The data>
════

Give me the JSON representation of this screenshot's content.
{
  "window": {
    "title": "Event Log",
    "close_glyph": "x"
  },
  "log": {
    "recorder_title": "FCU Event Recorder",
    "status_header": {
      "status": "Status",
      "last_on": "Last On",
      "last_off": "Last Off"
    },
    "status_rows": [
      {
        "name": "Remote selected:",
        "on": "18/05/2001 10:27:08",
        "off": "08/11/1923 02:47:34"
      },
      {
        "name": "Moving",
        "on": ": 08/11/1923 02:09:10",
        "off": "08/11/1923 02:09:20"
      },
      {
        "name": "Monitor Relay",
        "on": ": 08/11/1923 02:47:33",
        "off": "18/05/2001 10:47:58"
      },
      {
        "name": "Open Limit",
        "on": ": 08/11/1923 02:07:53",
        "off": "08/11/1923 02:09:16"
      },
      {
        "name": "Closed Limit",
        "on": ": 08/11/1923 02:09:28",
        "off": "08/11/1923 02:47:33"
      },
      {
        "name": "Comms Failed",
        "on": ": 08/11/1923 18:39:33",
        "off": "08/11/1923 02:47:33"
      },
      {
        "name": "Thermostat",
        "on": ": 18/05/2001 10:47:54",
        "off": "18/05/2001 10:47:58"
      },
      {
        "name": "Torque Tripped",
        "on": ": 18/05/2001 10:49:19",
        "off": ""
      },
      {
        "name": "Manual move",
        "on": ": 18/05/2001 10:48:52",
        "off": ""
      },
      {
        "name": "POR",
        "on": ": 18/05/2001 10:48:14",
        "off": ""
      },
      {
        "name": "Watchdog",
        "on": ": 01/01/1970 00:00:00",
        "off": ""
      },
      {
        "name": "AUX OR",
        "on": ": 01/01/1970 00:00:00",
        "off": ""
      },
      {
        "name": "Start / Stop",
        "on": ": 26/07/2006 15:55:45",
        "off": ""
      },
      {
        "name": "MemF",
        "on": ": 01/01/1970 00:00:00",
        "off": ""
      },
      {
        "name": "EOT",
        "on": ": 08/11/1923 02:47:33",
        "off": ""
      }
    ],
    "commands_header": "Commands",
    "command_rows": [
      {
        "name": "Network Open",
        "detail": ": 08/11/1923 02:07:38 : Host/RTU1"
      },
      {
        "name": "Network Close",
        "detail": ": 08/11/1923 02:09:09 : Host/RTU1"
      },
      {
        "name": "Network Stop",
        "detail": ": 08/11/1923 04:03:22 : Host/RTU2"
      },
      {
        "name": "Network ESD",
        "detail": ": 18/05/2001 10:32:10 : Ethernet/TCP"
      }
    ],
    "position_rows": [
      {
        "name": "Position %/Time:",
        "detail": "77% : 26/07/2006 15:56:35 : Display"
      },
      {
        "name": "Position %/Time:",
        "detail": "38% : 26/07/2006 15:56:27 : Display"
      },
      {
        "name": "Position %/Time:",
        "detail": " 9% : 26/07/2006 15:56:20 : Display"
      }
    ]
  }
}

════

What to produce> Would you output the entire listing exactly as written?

Result of the exercise>
Give me the JSON representation of this screenshot's content.
{
  "window": {
    "title": "Event Log",
    "close_glyph": "x"
  },
  "log": {
    "recorder_title": "FCU Event Recorder",
    "status_header": {
      "status": "Status",
      "last_on": "Last On",
      "last_off": "Last Off"
    },
    "status_rows": [
      {
        "name": "Remote selected:",
        "on": "18/05/2001 10:27:08",
        "off": "08/11/1923 02:47:34"
      },
      {
        "name": "Moving",
        "on": ": 08/11/1923 02:09:10",
        "off": "08/11/1923 02:09:20"
      },
      {
        "name": "Monitor Relay",
        "on": ": 08/11/1923 02:47:33",
        "off": "18/05/2001 10:47:58"
      },
      {
        "name": "Open Limit",
        "on": ": 08/11/1923 02:07:53",
        "off": "08/11/1923 02:09:16"
      },
      {
        "name": "Closed Limit",
        "on": ": 08/11/1923 02:09:28",
        "off": "08/11/1923 02:47:33"
      },
      {
        "name": "Comms Failed",
        "on": ": 08/11/1923 18:39:33",
        "off": "08/11/1923 02:47:33"
      },
      {
        "name": "Thermostat",
        "on": ": 18/05/2001 10:47:54",
        "off": "18/05/2001 10:47:58"
      },
      {
        "name": "Torque Tripped",
        "on": ": 18/05/2001 10:49:19",
        "off": ""
      },
      {
        "name": "Manual move",
        "on": ": 18/05/2001 10:48:52",
        "off": ""
      },
      {
        "name": "POR",
        "on": ": 18/05/2001 10:48:14",
        "off": ""
      },
      {
        "name": "Watchdog",
        "on": ": 01/01/1970 00:00:00",
        "off": ""
      },
      {
        "name": "AUX OR",
        "on": ": 01/01/1970 00:00:00",
        "off": ""
      },
      {
        "name": "Start / Stop",
        "on": ": 26/07/2006 15:55:45",
        "off": ""
      },
      {
        "name": "MemF",
        "on": ": 01/01/1970 00:00:00",
        "off": ""
      },
      {
        "name": "EOT",
        "on": ": 08/11/1923 02:47:33",
        "off": ""
      }
    ],
    "commands_header": "Commands",
    "command_rows": [
      {
        "name": "Network Open",
        "detail": ": 08/11/1923 02:07:38 : Host/RTU1"
      },
      {
        "name": "Network Close",
        "detail": ": 08/11/1923 02:09:09 : Host/RTU1"
      },
      {
        "name": "Network Stop",
        "detail": ": 08/11/1923 04:03:22 : Host/RTU2"
      },
      {
        "name": "Network ESD",
        "detail": ": 18/05/2001 10:32:10 : Ethernet/TCP"
      }
    ],
    "position_rows": [
      {
        "name": "Position %/Time:",
        "detail": "77% : 26/07/2006 15:56:35 : Display"
      },
      {
        "name": "Position %/Time:",
        "detail": "38% : 26/07/2006 15:56:27 : Display"
      },
      {
        "name": "Position %/Time:",
        "detail": " 9% : 26/07/2006 15:56:20 : Display"
      }
    ]
  }
}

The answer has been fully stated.